Hatton had left for Britain as soon as events made possible after resigning as editor, having triggered the launch of Finance Week by three disaffected senior FM writers. It is a tribute to the tenacity of those who adhered to the FM ethos - facts first, opinion optional - that it is usually a fair-minded institution, open to contrarians. Of course, many did leave: reluctantly, Kane-Berman, who pioneered the FM's labour coverage, and Steven Friedman, who may be said to have brought it to maturity.
Summary sackings were frequent. Editors considered them essential to the overall wellbeing of the magazine. Some used the process to consolidate their hold. I was sacked at least twice by one editor who soon undid his terrible action.
Another profound lesson was that ethical standards were not cast in stone. I recall one editor remarking that insider trading could be considered beneficial since it signalled changes of direction in the market.

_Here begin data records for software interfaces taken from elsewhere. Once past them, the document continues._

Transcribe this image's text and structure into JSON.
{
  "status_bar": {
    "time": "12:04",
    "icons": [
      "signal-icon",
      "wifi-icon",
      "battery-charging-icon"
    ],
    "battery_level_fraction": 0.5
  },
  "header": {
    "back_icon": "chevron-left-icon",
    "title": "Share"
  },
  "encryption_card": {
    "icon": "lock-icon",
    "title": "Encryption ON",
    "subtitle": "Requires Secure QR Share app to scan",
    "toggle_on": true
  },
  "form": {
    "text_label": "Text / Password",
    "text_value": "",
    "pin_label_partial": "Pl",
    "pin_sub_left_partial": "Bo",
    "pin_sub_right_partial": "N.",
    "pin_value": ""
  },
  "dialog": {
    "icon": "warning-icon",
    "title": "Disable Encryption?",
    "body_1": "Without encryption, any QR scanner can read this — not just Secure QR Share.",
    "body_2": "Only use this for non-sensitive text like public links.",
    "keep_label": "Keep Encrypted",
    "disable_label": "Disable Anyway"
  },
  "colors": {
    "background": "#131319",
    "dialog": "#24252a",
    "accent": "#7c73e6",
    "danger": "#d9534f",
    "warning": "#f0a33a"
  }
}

Peter Bruce continued the old traditions, first at the FM and then on Business Day, Mulholland's brainchild. He reinforced the FM's aura. He presided over a faltering attempt to restructure the overall chain of editorial command, holding to a British sense of excellence, though a bred-in-the-bone South African.
And so, at bedrock, an even flow was attempted. Committed to encouraging the acquisition and safeguarding of wealth, the magazine was enabled to steer a course that helped ensure that this was so - and that it was rooted.
Southey succeeded Bruce. Throughout her tenure, until she stepped down in 2004 citing personal and professional pressures, she was subjected to pseudo-intellectual attacks from all sides.
All these backrow cynics really understood was the obvious: that she was a woman. In terms of FM traditions, this was revolutionary. One surmises all FM editors have been outsiders, a viewpoint pivotal to their appointment and succession.
Mthombothi is now editor. His appointment reflected the FM's known desire for another authoritative helmsman.
So the FM stands, yet also evolves. Mthombothi will continue to redefine the issues that confront the journal in the post-post SA transitional phase. No-one is more aware of these than he.
- Wilhelm is an author and journalist who has been associated with the magazine for more than two-thirds of its existence and has dealt with seven of the FM's eight editors
Nigel Bruce Understood the market
Stephen Mulholland Formidable
Peter Bruce Old traditions
Barney Mthombothi Authoritative
Caroline Southey Brave appointment